New State System of Higher Education Chancellor Dr. Daniel Greenstein visited Kutztown University on Nov. 1.
“He brings enormous enthusiasm to this state system in this very challenging time in our history and his vast experience both in education and the Gates Foundation is bringing many ideas and initiatives to point us to success,” said KU President Dr. Kenneth Hawkinson.
“I’m energized by the kind of leadership that the chancellor promises,” said Sen. Judy Schwank.
“Kutztown is great. People are super engaged… in wanting to create their future,” said Greenstein. “It’s really exciting.”
Greenstein, who became the fifth chancellor on Sept. 4, previously headed the Postsecondary Success strategy at the Bill and Melinda Gates Foundation, working with other higher education leaders across the country to raise educational attainment levels and promote economic mobility. He has led several internet-based academic information services in the U.S. and U.K., as well as acted in strategic consulting roles for educational, cultural heritage and information organizations.
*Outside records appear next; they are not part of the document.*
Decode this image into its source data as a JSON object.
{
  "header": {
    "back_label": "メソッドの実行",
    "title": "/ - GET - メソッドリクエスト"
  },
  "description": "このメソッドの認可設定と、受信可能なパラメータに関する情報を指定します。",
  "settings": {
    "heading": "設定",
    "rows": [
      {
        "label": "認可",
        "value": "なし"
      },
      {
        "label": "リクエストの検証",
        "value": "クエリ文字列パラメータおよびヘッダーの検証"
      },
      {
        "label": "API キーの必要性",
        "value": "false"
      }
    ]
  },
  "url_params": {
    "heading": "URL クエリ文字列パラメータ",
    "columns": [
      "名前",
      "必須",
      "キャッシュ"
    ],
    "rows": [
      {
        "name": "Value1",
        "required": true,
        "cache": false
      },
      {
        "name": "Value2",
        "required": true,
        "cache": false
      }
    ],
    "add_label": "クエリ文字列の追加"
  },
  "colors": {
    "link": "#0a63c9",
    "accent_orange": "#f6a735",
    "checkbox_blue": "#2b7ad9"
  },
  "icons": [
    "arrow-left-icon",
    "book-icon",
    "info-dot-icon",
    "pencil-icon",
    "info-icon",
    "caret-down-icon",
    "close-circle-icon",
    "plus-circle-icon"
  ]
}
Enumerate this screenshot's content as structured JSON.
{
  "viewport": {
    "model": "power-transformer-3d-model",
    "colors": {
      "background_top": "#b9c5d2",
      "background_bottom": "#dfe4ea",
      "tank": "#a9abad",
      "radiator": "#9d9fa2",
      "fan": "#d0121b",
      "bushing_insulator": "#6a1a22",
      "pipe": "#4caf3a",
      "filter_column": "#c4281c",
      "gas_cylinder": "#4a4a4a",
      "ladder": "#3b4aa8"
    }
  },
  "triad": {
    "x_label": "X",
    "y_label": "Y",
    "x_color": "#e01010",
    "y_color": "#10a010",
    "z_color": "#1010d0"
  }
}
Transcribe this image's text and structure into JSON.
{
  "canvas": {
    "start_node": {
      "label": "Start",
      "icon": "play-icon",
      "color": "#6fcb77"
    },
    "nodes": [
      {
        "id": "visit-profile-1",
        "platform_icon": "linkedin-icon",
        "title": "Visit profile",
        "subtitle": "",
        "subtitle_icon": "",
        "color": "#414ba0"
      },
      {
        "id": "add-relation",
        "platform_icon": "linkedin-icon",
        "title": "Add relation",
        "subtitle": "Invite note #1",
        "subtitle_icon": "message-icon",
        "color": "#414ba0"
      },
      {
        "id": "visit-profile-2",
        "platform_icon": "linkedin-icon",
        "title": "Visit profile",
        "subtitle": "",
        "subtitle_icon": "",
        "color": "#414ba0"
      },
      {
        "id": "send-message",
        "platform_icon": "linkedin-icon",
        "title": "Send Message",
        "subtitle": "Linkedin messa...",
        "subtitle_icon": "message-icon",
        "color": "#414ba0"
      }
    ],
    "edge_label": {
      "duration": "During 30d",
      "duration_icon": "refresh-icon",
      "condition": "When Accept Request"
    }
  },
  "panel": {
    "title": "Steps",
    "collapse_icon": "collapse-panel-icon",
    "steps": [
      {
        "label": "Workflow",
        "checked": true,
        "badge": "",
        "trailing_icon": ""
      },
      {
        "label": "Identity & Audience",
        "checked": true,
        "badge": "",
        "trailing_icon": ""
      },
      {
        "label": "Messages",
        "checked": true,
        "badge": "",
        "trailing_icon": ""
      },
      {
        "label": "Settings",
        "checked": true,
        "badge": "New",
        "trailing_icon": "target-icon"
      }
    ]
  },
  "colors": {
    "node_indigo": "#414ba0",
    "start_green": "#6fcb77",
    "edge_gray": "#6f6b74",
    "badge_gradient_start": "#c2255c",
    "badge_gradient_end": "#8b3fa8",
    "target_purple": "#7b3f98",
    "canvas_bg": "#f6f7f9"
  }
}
During an Open Forum, Greenstein spoke to a room full of students, faculty, staff, trustees, KU Foundation Board members and community, education and business leaders.
“We have an opportunity to reimagine public higher education in this country,” Greenstein said.
The challenge, he said, is to look at how universities can sustainably ensure that all students can affordably get the education they need to participate effectively in a 21st century economy and contribute to their communities.
“We have the passion, we have the grit, we have the determination, we certainly have the sense of urgency to win, which is why I’m excited,” he said.
Greenstein said faculty and student engagement is key to student success.
“I can’t tell you the number of times I’ve watched faculty completely transform their teaching and their research methods in dramatic and very labor intensive ways in the constant search for the best way to inspire students.”
Not wanting to spend much time listing the system’s specific challenges, he summed them up.
“We’re struggling to deliver a quality education to our students using instructional support and business models that have been around since at least the 1950s. We’re focusing on high school graduates and we’re educating them for careers in business, industry, civil, political and learned services. These models have served us and our students exceptionally well for decades but their effectiveness has waned as the composition and needs of our student body, the demands being made on us and on them by their employers and our funding models have all changed.”
Greenstein said this is an opportunity to be innovative in serving new student groups at a time when funding is constrained, as well as space and resources. Their biggest challenge, he believes, is a culture defined by distrust; between union and management, between universities and the system, between trustees and board members, and sometimes between universities and their communities.
“If we’re going to get to a better place for our students and our university and our state, then we’re going to have to stand up together as one body, lock arms, suspend our disbelief in one another, and as one body, say enough,” said Greenstein. “We cannot control the demographic and political and economic trends that are hammering away at this and virtually every other university, but we can control how we behave and interact with one another. We can transform our culture.”
He believes this will create an environment in which inclusive and courageous conversations will chart a new course for higher education.
Earlier, a focus group discussed the real value of the university and how it creates opportunities to develop students to become their best and contribute to their region.
Responding to the reports suggesting the system look into the possible closure of a PASSHE school, he said, “Imagine the impact on the region of a closure, taking an education away… taking that away from the people who need it most. It’s just a bad education public policy. Doesn’t mean we have to do it the same way we’ve always been doing it.”
Looking forward as the new chancellor, Greenstein promised to be transparent and inclusive.
“We need to understand how to work effectively together so that we can strengthen the quality of offerings and their affordability. Make ourselves more available, more affordable to more students,” he said. “Leverage our collective strength, and that’s going to force us to change pretty much everything that we do in order that we can remain the same, which is a profoundly conservative approach to higher education. Transform the way we do business so we can continue to serve our historic mission.”